O’Lyn Roofing Contractors is leading the effort in the state of Massachusetts to make shingle recycling more widely available and give homeowners the option of choosing a roofing contractor such as them who is ensuring shingles don’t end up in landfills.
O’Lyn Roofing’s most recent efforts began through an understanding of the Owens Corning Roofing & Asphalt, LLC’s program that simplifies recycling asphalt shingles for contractors. Their efforts are the first by any roofing manufacturer and are facilitated by a national strategic alliance with Heritage Environmental Services. As part of the program, contractors pledge to recycle their shingle tear-offs. In addition to keeping shingle waste out of landfills, contractors benefit by promoting sustainable business practices to homeowners.
Owens Corning is working with Heritage Environmental Services, the largest privately-held environmental services company in the United States. Heritage will provide convenient, cost-competitive, and differentiating drop-off centers that will recycle and process shingle tear-offs into use in paving applications. With programs already in Indianapolis, Cincinnati, Chicago and Denver, and with others in the works, O’Lyn Roofing is hoping to focus the attention of this effort, increase consumer awareness, and motivate the state government to accelerate the shingle recycling presence in the North East. One critical component will be guiding the state Department of transportation to set a specification for the use of recycled shingles in paving mixes, which will drive the use of recycled shingles by local paving contractors.
Some impressive numbers associated with supporting the need to recycle shingles:
- 10 million tons of tear-off asphalt shingles are sent to landfill every year in the U.S.
- Trapped in those shingles sent to landfill is the equivalent of 10 million barrels of oil.
- The average roof tear-off creates 3 tons of material that can be recycled.
- The normal household would have to recycle all of their waste for more than a year to make up the waste-to-landfill they created by not recycling their roof.
David Nessralla General Manager at CL Noonan said the company recycles as many materials as it can, and that list of recyclables is growing.

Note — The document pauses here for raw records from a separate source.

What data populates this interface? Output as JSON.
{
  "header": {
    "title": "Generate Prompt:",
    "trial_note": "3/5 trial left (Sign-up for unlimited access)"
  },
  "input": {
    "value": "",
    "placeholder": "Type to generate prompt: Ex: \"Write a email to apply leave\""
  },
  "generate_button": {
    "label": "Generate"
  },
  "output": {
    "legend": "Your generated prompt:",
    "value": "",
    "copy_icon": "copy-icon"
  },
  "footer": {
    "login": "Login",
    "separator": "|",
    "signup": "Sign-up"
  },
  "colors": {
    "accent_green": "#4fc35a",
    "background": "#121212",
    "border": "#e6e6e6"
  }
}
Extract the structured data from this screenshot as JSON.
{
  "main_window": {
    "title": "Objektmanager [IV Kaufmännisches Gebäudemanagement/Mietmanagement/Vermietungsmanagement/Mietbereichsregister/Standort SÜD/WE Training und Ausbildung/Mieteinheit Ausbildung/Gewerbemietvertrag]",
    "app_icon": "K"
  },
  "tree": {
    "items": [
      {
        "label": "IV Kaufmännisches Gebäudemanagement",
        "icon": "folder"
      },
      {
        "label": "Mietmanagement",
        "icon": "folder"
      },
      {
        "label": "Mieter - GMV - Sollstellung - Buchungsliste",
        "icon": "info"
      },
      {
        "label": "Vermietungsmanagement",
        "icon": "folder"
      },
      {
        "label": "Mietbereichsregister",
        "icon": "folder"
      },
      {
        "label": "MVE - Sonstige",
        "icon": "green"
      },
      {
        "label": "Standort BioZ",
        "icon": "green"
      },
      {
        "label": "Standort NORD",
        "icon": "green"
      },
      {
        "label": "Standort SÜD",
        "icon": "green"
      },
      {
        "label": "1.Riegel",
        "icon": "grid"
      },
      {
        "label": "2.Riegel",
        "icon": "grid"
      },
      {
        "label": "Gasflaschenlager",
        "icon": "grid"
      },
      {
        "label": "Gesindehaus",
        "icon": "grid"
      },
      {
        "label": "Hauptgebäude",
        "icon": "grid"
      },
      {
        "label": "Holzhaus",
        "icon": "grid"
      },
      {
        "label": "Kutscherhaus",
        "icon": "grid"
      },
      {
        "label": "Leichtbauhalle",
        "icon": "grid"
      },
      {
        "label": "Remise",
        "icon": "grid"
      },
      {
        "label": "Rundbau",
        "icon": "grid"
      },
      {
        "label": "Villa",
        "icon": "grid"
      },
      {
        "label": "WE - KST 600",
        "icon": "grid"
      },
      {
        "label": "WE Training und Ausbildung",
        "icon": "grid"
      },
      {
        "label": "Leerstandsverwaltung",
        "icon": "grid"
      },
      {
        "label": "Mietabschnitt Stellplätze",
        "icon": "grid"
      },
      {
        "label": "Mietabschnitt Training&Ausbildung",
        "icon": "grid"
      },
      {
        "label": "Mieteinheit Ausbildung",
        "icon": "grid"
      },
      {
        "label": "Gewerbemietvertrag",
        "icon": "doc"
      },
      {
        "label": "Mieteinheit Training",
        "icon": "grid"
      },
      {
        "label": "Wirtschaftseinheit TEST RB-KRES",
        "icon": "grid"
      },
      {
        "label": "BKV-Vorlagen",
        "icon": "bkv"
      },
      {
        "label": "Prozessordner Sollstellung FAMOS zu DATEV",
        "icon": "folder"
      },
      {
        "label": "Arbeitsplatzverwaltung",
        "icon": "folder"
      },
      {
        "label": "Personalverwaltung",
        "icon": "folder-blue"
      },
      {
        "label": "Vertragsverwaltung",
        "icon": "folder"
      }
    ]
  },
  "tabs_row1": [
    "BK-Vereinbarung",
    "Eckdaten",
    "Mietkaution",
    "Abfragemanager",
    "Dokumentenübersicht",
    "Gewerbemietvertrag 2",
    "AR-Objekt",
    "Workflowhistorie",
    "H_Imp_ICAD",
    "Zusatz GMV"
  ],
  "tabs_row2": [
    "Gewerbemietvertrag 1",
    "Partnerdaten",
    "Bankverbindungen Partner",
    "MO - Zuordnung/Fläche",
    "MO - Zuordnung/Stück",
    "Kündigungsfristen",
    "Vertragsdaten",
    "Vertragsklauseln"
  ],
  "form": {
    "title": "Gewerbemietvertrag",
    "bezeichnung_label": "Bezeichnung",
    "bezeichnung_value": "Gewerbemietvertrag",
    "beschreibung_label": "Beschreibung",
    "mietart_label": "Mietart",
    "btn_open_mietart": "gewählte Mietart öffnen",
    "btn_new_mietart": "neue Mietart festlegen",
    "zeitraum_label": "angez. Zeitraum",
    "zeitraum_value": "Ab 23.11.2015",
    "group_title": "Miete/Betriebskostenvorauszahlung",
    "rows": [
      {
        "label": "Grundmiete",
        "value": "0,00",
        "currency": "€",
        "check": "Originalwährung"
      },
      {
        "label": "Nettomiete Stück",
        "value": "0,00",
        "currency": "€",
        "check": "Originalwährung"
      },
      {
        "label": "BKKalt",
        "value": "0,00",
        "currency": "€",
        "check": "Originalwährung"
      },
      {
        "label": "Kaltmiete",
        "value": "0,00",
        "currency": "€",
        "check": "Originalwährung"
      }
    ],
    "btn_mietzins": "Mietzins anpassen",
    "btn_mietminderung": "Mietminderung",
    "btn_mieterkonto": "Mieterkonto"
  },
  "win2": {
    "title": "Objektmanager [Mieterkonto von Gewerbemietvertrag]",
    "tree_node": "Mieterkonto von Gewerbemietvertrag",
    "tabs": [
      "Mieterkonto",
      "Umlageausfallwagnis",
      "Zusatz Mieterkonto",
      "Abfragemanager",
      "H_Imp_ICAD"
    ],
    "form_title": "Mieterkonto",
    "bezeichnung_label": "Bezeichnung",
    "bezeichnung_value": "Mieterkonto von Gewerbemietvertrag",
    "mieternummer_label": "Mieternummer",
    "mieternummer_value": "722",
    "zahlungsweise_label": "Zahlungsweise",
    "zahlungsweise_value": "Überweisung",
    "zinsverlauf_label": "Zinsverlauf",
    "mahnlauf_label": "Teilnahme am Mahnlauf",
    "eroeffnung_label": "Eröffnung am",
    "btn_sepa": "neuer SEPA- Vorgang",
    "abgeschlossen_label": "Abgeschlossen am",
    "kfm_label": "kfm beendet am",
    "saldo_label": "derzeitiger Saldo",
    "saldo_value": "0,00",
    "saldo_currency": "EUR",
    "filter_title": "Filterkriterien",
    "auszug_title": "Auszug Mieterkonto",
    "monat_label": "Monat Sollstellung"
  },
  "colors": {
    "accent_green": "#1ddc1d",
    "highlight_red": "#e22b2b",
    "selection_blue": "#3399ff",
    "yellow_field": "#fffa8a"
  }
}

“For the future, we will also contribute our services to support and develop asphalt shingle recycling in Massachusetts with programs such as the Owens Corning/Heritage alliance,” he said. “CL Noonan will provide the best possible recycling collection for great roofing contractors in the area such as O'Lyn Roofing.”
For more information, visit www.olynroofing.com.